:: Task prompt ::
Keep the wording of each record exactly the same when you repeat it, and leave out pictures.

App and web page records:
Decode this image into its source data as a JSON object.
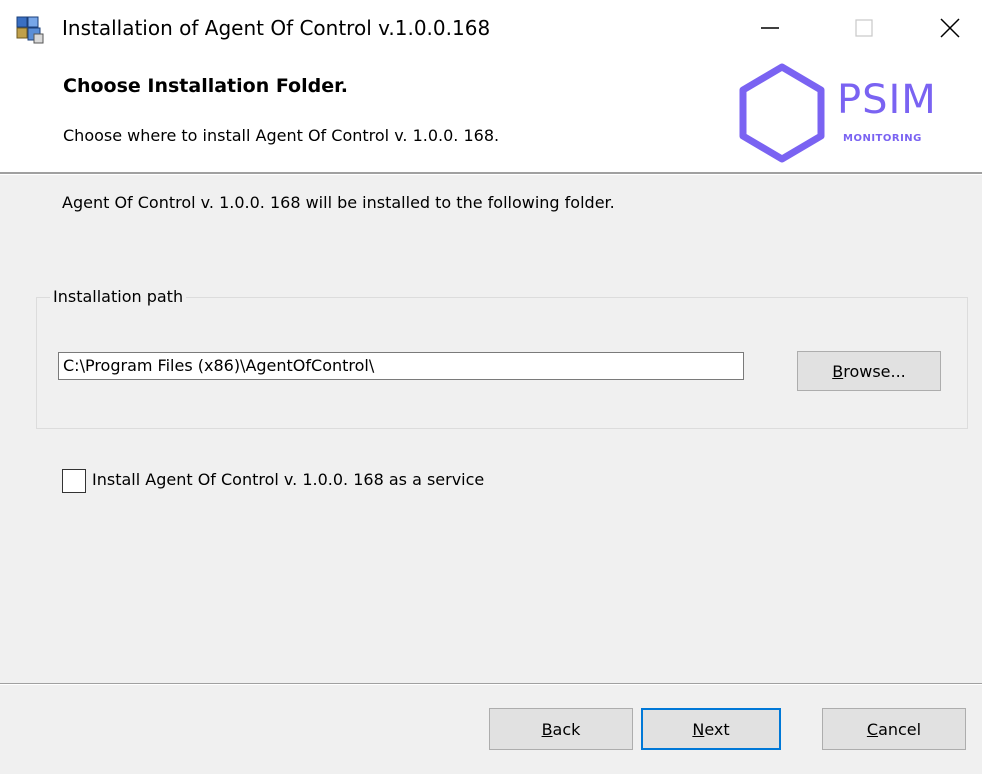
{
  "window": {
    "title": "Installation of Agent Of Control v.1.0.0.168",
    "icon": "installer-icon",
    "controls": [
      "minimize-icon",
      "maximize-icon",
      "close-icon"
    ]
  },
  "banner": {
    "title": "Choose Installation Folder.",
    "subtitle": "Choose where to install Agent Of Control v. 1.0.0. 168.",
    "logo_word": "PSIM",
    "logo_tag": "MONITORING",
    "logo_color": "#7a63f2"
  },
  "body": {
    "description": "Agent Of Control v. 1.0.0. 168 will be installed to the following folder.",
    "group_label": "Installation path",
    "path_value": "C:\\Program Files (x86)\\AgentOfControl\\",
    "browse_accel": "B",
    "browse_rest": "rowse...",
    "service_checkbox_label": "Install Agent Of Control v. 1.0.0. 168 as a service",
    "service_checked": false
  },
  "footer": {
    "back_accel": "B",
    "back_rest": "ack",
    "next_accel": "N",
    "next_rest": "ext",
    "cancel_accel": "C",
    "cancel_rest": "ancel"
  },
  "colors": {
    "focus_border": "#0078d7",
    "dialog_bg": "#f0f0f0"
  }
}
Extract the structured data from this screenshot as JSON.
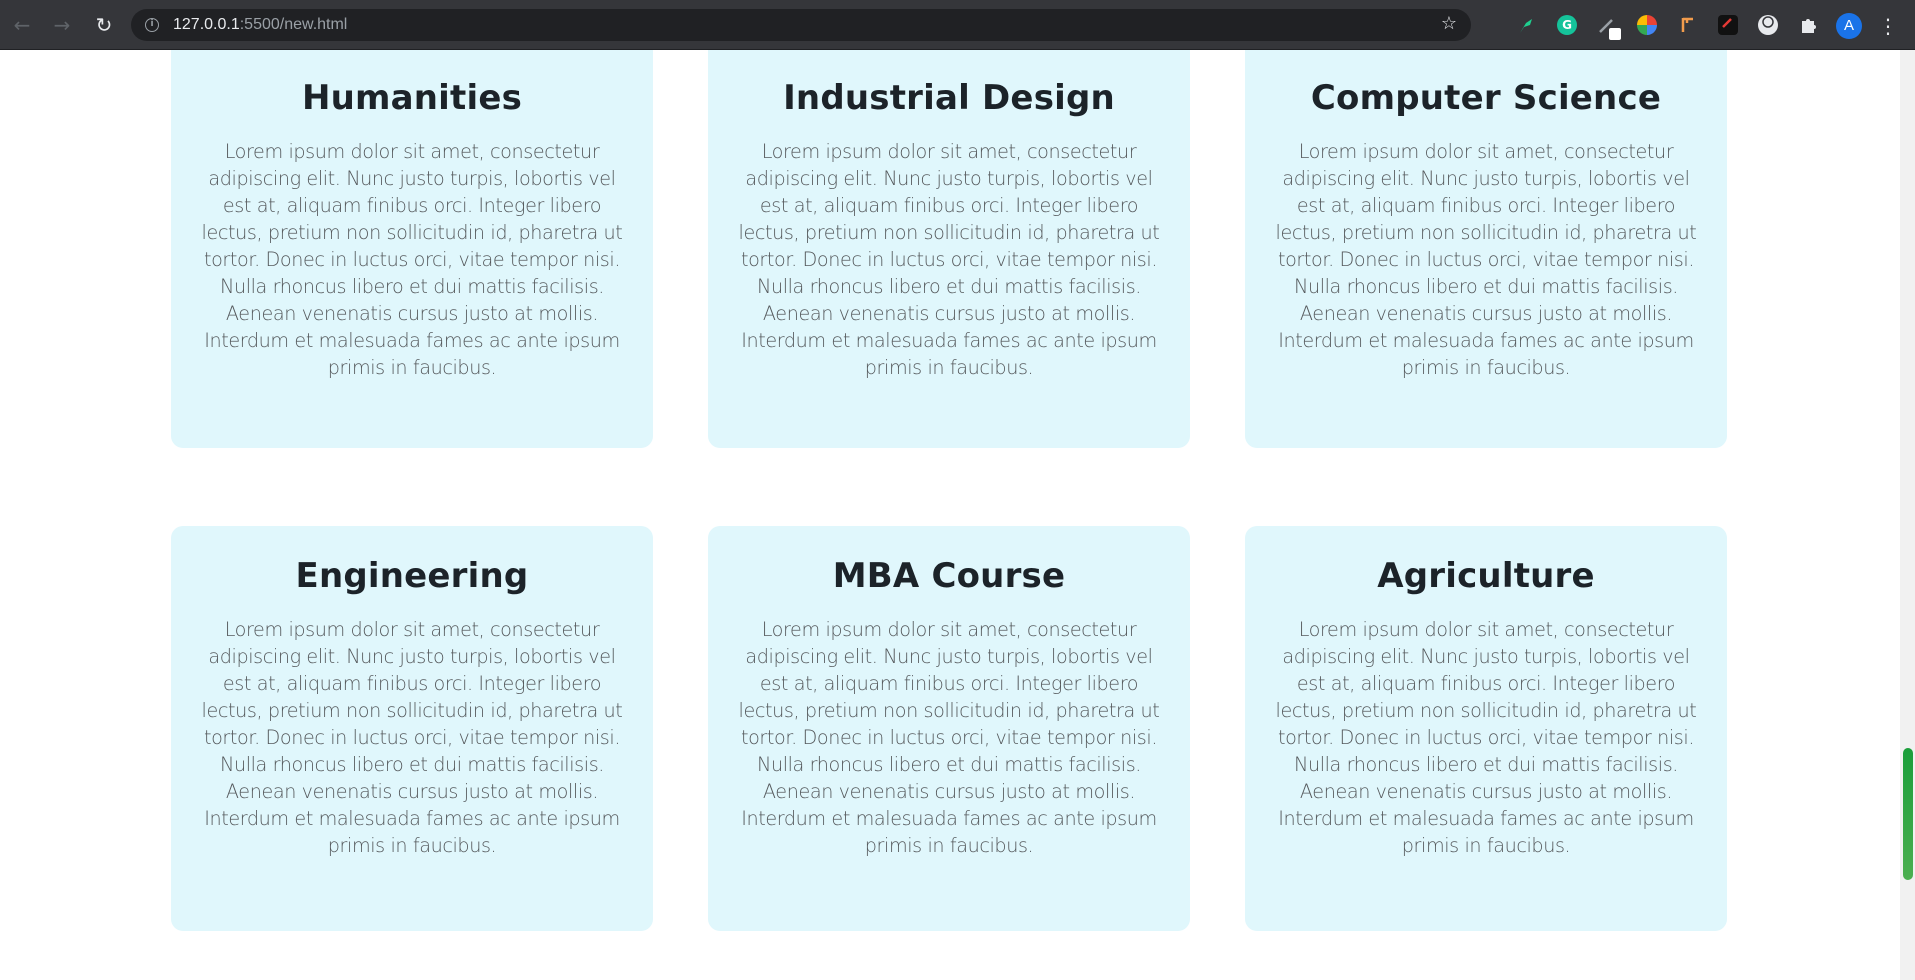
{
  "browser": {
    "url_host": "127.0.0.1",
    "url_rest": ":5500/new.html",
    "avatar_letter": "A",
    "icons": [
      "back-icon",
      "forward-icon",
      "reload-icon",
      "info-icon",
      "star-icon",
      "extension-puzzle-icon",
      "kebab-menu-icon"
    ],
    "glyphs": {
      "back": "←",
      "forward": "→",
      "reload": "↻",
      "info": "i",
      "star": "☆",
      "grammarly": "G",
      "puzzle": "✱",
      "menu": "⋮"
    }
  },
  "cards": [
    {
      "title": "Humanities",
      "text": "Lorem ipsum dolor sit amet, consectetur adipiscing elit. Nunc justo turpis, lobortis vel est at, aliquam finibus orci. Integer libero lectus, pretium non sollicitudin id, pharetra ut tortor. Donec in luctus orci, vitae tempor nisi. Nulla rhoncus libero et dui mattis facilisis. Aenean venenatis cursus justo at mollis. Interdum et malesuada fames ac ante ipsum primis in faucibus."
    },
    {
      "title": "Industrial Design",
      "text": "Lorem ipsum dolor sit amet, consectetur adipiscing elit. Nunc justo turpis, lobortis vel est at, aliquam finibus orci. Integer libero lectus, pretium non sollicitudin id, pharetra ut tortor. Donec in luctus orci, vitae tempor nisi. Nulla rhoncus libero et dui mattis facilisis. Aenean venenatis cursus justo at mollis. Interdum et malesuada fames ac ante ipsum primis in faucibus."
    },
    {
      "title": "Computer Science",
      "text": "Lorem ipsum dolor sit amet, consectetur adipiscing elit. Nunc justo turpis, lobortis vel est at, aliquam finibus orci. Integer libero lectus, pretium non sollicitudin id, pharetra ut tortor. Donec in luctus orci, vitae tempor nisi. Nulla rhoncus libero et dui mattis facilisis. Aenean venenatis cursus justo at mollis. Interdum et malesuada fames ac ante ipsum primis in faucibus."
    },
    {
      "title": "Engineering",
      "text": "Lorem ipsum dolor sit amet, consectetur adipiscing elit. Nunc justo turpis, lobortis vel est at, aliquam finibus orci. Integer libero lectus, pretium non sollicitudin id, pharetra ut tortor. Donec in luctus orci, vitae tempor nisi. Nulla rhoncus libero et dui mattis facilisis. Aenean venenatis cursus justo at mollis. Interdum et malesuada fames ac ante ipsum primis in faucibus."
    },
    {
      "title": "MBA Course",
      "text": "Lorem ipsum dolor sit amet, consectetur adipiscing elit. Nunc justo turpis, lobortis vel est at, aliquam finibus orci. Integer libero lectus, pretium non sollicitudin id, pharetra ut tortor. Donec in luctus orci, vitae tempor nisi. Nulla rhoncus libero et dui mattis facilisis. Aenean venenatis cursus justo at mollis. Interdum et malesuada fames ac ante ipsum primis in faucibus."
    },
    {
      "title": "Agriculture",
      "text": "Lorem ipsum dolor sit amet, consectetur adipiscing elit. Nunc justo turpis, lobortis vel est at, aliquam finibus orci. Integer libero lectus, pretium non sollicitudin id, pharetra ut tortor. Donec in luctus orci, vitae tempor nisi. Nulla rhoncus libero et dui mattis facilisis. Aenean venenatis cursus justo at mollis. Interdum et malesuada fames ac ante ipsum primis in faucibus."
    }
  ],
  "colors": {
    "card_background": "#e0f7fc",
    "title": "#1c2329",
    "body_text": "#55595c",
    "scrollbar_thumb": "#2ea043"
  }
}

:: Expected answer ::
Decode this image into its source data as a JSON object.
{
  "window": {
    "title": "Installation of Agent Of Control v.1.0.0.168",
    "icon": "installer-icon",
    "controls": [
      "minimize-icon",
      "maximize-icon",
      "close-icon"
    ]
  },
  "banner": {
    "title": "Choose Installation Folder.",
    "subtitle": "Choose where to install Agent Of Control v. 1.0.0. 168.",
    "logo_word": "PSIM",
    "logo_tag": "MONITORING",
    "logo_color": "#7a63f2"
  },
  "body": {
    "description": "Agent Of Control v. 1.0.0. 168 will be installed to the following folder.",
    "group_label": "Installation path",
    "path_value": "C:\\Program Files (x86)\\AgentOfControl\\",
    "browse_accel": "B",
    "browse_rest": "rowse...",
    "service_checkbox_label": "Install Agent Of Control v. 1.0.0. 168 as a service",
    "service_checked": false
  },
  "footer": {
    "back_accel": "B",
    "back_rest": "ack",
    "next_accel": "N",
    "next_rest": "ext",
    "cancel_accel": "C",
    "cancel_rest": "ancel"
  },
  "colors": {
    "focus_border": "#0078d7",
    "dialog_bg": "#f0f0f0"
  }
}
Extract the structured data from this screenshot as JSON.
{
  "browser": {
    "url_host": "127.0.0.1",
    "url_rest": ":5500/new.html",
    "avatar_letter": "A",
    "icons": [
      "back-icon",
      "forward-icon",
      "reload-icon",
      "info-icon",
      "star-icon",
      "extension-puzzle-icon",
      "kebab-menu-icon"
    ],
    "glyphs": {
      "back": "←",
      "forward": "→",
      "reload": "↻",
      "info": "i",
      "star": "☆",
      "grammarly": "G",
      "puzzle": "✱",
      "menu": "⋮"
    }
  },
  "cards": [
    {
      "title": "Humanities",
      "text": "Lorem ipsum dolor sit amet, consectetur adipiscing elit. Nunc justo turpis, lobortis vel est at, aliquam finibus orci. Integer libero lectus, pretium non sollicitudin id, pharetra ut tortor. Donec in luctus orci, vitae tempor nisi. Nulla rhoncus libero et dui mattis facilisis. Aenean venenatis cursus justo at mollis. Interdum et malesuada fames ac ante ipsum primis in faucibus."
    },
    {
      "title": "Industrial Design",
      "text": "Lorem ipsum dolor sit amet, consectetur adipiscing elit. Nunc justo turpis, lobortis vel est at, aliquam finibus orci. Integer libero lectus, pretium non sollicitudin id, pharetra ut tortor. Donec in luctus orci, vitae tempor nisi. Nulla rhoncus libero et dui mattis facilisis. Aenean venenatis cursus justo at mollis. Interdum et malesuada fames ac ante ipsum primis in faucibus."
    },
    {
      "title": "Computer Science",
      "text": "Lorem ipsum dolor sit amet, consectetur adipiscing elit. Nunc justo turpis, lobortis vel est at, aliquam finibus orci. Integer libero lectus, pretium non sollicitudin id, pharetra ut tortor. Donec in luctus orci, vitae tempor nisi. Nulla rhoncus libero et dui mattis facilisis. Aenean venenatis cursus justo at mollis. Interdum et malesuada fames ac ante ipsum primis in faucibus."
    },
    {
      "title": "Engineering",
      "text": "Lorem ipsum dolor sit amet, consectetur adipiscing elit. Nunc justo turpis, lobortis vel est at, aliquam finibus orci. Integer libero lectus, pretium non sollicitudin id, pharetra ut tortor. Donec in luctus orci, vitae tempor nisi. Nulla rhoncus libero et dui mattis facilisis. Aenean venenatis cursus justo at mollis. Interdum et malesuada fames ac ante ipsum primis in faucibus."
    },
    {
      "title": "MBA Course",
      "text": "Lorem ipsum dolor sit amet, consectetur adipiscing elit. Nunc justo turpis, lobortis vel est at, aliquam finibus orci. Integer libero lectus, pretium non sollicitudin id, pharetra ut tortor. Donec in luctus orci, vitae tempor nisi. Nulla rhoncus libero et dui mattis facilisis. Aenean venenatis cursus justo at mollis. Interdum et malesuada fames ac ante ipsum primis in faucibus."
    },
    {
      "title": "Agriculture",
      "text": "Lorem ipsum dolor sit amet, consectetur adipiscing elit. Nunc justo turpis, lobortis vel est at, aliquam finibus orci. Integer libero lectus, pretium non sollicitudin id, pharetra ut tortor. Donec in luctus orci, vitae tempor nisi. Nulla rhoncus libero et dui mattis facilisis. Aenean venenatis cursus justo at mollis. Interdum et malesuada fames ac ante ipsum primis in faucibus."
    }
  ],
  "colors": {
    "card_background": "#e0f7fc",
    "title": "#1c2329",
    "body_text": "#55595c",
    "scrollbar_thumb": "#2ea043"
  }
}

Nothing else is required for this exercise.